Papers got accepted by Machine Learning for Health (ML4H) workshop at NeurIPS 2019 |
Oct 8, 2019
Our group members have several full papers and extended abstracts got accepted by the NeurIPS 2019 ML4H workshop. Please visit us in Vancouver!
[Course] Machine Learning for Healthcare (6.S897, HST.956) in Spring 2019|
Jan 1, 2019
Pete and Prof. David Sontag will co-teach the new course!
Yuan Luo [PhD 2015] is recognized by an AMIA dissertation award|
Dec 1, 2017
Dr. Yuan Luo, who completed his doctoral dissertation in our group, has won Honorable Mention (2nd prize) in the inagural American Medical Informatics Association (AMIA) Doctoral Dissertation Award competition. His thesis title is “Towards Unified Biomedical Modeling with Subgraph Mining and Factorization Algorithms". His thesis was co-supervised by Prof. Szolovits, who heads MEDG, and Prof. Özlem Uzuner of SUNY/Albany, who is a Research Affiliate. Yuan is now an Assistant Professor of Health and Biomedical Informatics at Northwestern University.
The Clinical Decision Making Group at the MIT Laboratory for Computer Science is a research group dedicated to exploring and furthering the application of technology and artificial intelligence to clinical situations. Because of the vital and crucial nature of medical practice, and the need for accurate and timely information to support clinical decisions, the group is also focused on the gathering, availability, security and use of medical information throughout the human "life cycle" and beyond.
We collaborate closely with doctors and biomedical scientists. We derive knowledge from the growing set of patients' health records that note the natural histories of diseases and the outcomes of clinical care interventions. Such models can predict outcomes in new cases depending on what actions are chosen. Optimizing such choices enables recommendations for care that has the highest expected benefit.
As part of our approach, we use natural language processing methods to extract meaningful data from the clinical narratives that contain most observations made by doctors, nurses and other specialists. We apply a variety of machine learning techniques, including deep learning, matrix and tensor factorization, Gaussian processes, support vector machines, conditional random fields, logistic regression, Bayesian models, random forests, and reinforcement learning, and adapt them to the peculiar characteristics of clinical data. These include irregular sampling of data and observations, data that are not missing at random, narratives that are full of duplication, ambiguities and telegraphic abbreviations and elisions, data recorded by multiple instruments and people that are not well calibrated, etc.

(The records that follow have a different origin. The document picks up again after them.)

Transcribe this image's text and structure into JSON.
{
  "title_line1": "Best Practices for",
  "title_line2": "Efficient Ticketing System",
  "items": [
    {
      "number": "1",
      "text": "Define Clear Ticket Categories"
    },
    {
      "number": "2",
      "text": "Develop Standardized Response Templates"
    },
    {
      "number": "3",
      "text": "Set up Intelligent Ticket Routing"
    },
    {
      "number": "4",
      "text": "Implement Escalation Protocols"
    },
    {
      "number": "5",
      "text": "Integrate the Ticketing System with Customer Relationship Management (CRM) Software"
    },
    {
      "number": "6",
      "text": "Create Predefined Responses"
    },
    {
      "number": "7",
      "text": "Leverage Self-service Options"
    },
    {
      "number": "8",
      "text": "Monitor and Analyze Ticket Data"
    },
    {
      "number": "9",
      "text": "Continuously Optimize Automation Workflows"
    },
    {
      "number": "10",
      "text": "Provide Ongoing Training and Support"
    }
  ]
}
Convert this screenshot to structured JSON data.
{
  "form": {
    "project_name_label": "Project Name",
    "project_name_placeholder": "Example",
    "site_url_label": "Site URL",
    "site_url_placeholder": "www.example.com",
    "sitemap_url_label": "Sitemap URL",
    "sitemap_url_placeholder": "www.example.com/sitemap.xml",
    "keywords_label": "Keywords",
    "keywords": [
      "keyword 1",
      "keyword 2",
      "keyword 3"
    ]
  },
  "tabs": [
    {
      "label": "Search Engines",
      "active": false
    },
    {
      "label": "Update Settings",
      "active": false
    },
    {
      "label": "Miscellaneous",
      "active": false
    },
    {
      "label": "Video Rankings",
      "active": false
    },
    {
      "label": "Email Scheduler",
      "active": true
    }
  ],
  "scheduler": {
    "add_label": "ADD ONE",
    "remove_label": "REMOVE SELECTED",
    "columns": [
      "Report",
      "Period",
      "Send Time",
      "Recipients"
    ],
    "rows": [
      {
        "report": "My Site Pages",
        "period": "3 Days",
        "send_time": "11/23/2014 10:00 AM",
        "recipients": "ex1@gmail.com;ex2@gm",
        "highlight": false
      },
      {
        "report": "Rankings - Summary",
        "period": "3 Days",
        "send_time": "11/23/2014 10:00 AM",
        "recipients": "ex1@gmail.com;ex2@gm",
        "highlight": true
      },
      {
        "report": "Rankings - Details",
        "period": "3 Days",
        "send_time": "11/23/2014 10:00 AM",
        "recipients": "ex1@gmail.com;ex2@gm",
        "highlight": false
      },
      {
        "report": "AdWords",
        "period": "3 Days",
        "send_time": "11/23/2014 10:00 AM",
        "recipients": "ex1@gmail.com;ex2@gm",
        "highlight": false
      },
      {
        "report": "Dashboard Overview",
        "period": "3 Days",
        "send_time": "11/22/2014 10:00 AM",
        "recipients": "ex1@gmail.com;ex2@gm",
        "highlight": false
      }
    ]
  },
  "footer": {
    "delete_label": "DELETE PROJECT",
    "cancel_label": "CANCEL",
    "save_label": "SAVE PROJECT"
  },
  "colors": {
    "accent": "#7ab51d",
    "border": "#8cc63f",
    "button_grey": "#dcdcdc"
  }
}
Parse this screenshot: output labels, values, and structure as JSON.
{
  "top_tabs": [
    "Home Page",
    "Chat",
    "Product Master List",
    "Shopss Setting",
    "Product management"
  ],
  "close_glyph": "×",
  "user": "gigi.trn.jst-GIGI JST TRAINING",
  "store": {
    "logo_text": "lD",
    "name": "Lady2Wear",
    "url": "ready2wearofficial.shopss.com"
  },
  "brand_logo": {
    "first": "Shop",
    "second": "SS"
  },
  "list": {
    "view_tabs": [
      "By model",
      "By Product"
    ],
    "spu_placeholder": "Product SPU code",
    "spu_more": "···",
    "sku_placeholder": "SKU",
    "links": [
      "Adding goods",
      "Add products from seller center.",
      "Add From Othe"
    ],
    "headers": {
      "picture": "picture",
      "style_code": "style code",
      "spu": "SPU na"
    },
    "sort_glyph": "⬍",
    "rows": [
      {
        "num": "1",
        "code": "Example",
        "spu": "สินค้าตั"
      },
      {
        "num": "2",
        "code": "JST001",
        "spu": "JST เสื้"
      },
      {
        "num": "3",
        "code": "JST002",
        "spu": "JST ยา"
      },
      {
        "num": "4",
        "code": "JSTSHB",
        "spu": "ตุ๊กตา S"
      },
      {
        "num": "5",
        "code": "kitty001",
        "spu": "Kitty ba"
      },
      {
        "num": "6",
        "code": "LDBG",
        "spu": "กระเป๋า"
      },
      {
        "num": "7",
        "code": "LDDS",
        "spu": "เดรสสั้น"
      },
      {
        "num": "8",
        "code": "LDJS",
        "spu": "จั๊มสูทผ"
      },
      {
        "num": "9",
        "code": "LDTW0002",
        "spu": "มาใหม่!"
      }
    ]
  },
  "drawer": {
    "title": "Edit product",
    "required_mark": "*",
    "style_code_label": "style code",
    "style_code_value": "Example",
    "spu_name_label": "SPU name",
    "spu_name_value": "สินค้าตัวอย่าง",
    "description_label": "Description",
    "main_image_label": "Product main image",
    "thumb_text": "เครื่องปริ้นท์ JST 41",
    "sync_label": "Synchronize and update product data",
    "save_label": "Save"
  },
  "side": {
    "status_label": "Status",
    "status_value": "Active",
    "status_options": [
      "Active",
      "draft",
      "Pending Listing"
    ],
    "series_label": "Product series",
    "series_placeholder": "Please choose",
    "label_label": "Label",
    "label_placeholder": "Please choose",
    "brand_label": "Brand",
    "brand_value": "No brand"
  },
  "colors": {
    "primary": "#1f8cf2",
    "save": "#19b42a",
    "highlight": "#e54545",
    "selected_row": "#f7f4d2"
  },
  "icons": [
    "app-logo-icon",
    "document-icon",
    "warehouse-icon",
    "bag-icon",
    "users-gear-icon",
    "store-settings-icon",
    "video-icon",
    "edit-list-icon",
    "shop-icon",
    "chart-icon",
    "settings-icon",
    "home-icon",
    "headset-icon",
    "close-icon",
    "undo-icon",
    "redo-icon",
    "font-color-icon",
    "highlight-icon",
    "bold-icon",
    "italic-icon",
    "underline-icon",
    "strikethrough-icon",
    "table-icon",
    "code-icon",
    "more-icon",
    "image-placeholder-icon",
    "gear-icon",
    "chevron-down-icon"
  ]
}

We also work on related issues such as using personal health information systems to engage patients and families in care, augmenting classical clinical data sets with data from wearable instrumentation, social media reports, environmental exposures and the vastly expanding sets of genetic and genomic data. We have also contributed to advances in protecting patient privacy while allowing use of records for research, development of more flexible and supportive informational tools and interfaces, use of speech to interact with systems, etc.